• [Source data]
---------------
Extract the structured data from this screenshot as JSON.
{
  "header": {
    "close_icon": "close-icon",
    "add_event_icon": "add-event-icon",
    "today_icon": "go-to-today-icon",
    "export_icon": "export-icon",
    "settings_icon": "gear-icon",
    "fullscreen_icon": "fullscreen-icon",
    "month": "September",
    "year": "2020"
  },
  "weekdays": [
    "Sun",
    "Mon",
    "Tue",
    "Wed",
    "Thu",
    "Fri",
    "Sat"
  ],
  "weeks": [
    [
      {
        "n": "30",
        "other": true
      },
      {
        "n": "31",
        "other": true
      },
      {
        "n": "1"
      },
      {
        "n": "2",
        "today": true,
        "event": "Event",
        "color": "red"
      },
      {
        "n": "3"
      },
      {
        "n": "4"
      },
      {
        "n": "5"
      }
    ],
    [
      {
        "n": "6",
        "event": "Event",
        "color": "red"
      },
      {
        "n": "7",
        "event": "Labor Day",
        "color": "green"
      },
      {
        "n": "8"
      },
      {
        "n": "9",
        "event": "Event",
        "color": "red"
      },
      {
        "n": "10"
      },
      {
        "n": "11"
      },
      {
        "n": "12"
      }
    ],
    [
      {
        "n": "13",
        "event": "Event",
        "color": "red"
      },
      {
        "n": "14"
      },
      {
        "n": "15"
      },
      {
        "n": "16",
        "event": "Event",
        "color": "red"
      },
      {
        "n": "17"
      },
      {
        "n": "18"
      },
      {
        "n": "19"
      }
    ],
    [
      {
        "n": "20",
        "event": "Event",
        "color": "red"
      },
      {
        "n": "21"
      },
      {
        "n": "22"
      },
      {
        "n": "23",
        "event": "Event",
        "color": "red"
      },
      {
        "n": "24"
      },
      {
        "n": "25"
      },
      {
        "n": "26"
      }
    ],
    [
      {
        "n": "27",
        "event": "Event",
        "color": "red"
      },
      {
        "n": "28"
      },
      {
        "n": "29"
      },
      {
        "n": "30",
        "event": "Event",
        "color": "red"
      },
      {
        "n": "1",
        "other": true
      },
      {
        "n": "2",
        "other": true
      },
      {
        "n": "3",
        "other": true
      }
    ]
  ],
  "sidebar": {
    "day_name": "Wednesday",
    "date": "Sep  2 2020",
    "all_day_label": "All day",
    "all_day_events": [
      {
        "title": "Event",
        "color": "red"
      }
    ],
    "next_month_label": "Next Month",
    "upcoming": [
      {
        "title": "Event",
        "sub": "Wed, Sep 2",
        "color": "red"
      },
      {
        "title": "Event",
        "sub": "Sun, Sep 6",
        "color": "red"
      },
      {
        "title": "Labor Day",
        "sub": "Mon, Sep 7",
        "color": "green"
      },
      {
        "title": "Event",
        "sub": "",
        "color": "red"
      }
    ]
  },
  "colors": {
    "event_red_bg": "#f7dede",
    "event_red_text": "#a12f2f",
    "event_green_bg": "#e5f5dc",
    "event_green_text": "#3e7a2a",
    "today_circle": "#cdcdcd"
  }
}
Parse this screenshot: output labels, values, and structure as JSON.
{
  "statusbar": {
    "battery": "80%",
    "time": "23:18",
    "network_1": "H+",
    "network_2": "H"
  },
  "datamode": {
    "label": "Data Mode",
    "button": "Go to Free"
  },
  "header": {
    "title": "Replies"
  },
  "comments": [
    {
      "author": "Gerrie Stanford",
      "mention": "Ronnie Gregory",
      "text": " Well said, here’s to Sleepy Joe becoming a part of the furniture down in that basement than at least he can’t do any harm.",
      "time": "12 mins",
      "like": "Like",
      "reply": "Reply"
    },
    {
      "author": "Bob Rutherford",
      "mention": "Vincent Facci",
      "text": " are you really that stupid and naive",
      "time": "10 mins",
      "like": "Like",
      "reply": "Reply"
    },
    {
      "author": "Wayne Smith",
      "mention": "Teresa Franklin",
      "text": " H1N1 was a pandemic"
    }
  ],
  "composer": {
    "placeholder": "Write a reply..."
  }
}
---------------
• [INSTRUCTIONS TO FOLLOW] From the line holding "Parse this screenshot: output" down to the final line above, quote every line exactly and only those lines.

• [RESPONSE TO THIS EXERCISE]
Parse this screenshot: output labels, values, and structure as JSON.
{
  "statusbar": {
    "battery": "80%",
    "time": "23:18",
    "network_1": "H+",
    "network_2": "H"
  },
  "datamode": {
    "label": "Data Mode",
    "button": "Go to Free"
  },
  "header": {
    "title": "Replies"
  },
  "comments": [
    {
      "author": "Gerrie Stanford",
      "mention": "Ronnie Gregory",
      "text": " Well said, here’s to Sleepy Joe becoming a part of the furniture down in that basement than at least he can’t do any harm.",
      "time": "12 mins",
      "like": "Like",
      "reply": "Reply"
    },
    {
      "author": "Bob Rutherford",
      "mention": "Vincent Facci",
      "text": " are you really that stupid and naive",
      "time": "10 mins",
      "like": "Like",
      "reply": "Reply"
    },
    {
      "author": "Wayne Smith",
      "mention": "Teresa Franklin",
      "text": " H1N1 was a pandemic"
    }
  ],
  "composer": {
    "placeholder": "Write a reply..."
  }
}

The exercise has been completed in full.